- **Work instructions**: Return the whole of the data exactly.
___ Given records ___
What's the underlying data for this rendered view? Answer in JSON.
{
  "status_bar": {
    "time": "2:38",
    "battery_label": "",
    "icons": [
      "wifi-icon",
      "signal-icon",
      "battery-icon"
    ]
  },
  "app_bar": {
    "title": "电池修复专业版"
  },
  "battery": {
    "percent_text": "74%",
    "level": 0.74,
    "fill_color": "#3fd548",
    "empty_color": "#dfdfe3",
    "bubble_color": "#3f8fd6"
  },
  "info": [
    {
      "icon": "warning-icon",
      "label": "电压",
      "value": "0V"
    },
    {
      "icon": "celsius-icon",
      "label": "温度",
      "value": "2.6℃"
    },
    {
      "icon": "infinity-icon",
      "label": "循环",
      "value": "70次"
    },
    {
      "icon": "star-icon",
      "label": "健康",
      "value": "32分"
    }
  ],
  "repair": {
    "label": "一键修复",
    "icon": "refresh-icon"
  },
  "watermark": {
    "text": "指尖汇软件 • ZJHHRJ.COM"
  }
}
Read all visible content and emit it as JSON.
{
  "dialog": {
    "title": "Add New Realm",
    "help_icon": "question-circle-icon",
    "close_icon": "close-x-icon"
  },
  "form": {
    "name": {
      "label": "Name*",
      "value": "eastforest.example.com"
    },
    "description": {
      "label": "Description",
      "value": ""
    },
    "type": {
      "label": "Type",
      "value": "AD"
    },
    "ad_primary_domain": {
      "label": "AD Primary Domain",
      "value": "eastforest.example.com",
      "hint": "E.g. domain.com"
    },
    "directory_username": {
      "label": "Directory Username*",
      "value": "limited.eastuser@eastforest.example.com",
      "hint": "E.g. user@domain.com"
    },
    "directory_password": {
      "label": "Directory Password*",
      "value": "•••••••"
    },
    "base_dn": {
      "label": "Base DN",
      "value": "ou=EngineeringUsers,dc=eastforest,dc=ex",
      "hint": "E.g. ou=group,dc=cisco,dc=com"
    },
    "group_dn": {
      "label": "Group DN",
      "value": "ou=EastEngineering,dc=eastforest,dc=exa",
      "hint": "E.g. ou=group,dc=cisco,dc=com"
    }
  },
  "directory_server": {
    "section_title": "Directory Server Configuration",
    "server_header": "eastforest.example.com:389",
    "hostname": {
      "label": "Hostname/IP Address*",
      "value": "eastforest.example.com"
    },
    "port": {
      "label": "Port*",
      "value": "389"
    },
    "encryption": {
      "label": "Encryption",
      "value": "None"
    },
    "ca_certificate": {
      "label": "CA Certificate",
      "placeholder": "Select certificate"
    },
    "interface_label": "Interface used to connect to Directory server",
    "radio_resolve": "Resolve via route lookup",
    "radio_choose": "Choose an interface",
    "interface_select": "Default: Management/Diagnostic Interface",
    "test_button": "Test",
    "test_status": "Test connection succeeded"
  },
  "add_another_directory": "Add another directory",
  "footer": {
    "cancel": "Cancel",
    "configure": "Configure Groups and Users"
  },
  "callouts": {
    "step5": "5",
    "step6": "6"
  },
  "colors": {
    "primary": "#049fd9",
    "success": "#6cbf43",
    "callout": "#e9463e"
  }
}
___
- **Response to the task**:
What's the underlying data for this rendered view? Answer in JSON.
{
  "status_bar": {
    "time": "2:38",
    "battery_label": "",
    "icons": [
      "wifi-icon",
      "signal-icon",
      "battery-icon"
    ]
  },
  "app_bar": {
    "title": "电池修复专业版"
  },
  "battery": {
    "percent_text": "74%",
    "level": 0.74,
    "fill_color": "#3fd548",
    "empty_color": "#dfdfe3",
    "bubble_color": "#3f8fd6"
  },
  "info": [
    {
      "icon": "warning-icon",
      "label": "电压",
      "value": "0V"
    },
    {
      "icon": "celsius-icon",
      "label": "温度",
      "value": "2.6℃"
    },
    {
      "icon": "infinity-icon",
      "label": "循环",
      "value": "70次"
    },
    {
      "icon": "star-icon",
      "label": "健康",
      "value": "32分"
    }
  ],
  "repair": {
    "label": "一键修复",
    "icon": "refresh-icon"
  },
  "watermark": {
    "text": "指尖汇软件 • ZJHHRJ.COM"
  }
}
Read all visible content and emit it as JSON.
{
  "dialog": {
    "title": "Add New Realm",
    "help_icon": "question-circle-icon",
    "close_icon": "close-x-icon"
  },
  "form": {
    "name": {
      "label": "Name*",
      "value": "eastforest.example.com"
    },
    "description": {
      "label": "Description",
      "value": ""
    },
    "type": {
      "label": "Type",
      "value": "AD"
    },
    "ad_primary_domain": {
      "label": "AD Primary Domain",
      "value": "eastforest.example.com",
      "hint": "E.g. domain.com"
    },
    "directory_username": {
      "label": "Directory Username*",
      "value": "limited.eastuser@eastforest.example.com",
      "hint": "E.g. user@domain.com"
    },
    "directory_password": {
      "label": "Directory Password*",
      "value": "•••••••"
    },
    "base_dn": {
      "label": "Base DN",
      "value": "ou=EngineeringUsers,dc=eastforest,dc=ex",
      "hint": "E.g. ou=group,dc=cisco,dc=com"
    },
    "group_dn": {
      "label": "Group DN",
      "value": "ou=EastEngineering,dc=eastforest,dc=exa",
      "hint": "E.g. ou=group,dc=cisco,dc=com"
    }
  },
  "directory_server": {
    "section_title": "Directory Server Configuration",
    "server_header": "eastforest.example.com:389",
    "hostname": {
      "label": "Hostname/IP Address*",
      "value": "eastforest.example.com"
    },
    "port": {
      "label": "Port*",
      "value": "389"
    },
    "encryption": {
      "label": "Encryption",
      "value": "None"
    },
    "ca_certificate": {
      "label": "CA Certificate",
      "placeholder": "Select certificate"
    },
    "interface_label": "Interface used to connect to Directory server",
    "radio_resolve": "Resolve via route lookup",
    "radio_choose": "Choose an interface",
    "interface_select": "Default: Management/Diagnostic Interface",
    "test_button": "Test",
    "test_status": "Test connection succeeded"
  },
  "add_another_directory": "Add another directory",
  "footer": {
    "cancel": "Cancel",
    "configure": "Configure Groups and Users"
  },
  "callouts": {
    "step5": "5",
    "step6": "6"
  },
  "colors": {
    "primary": "#049fd9",
    "success": "#6cbf43",
    "callout": "#e9463e"
  }
}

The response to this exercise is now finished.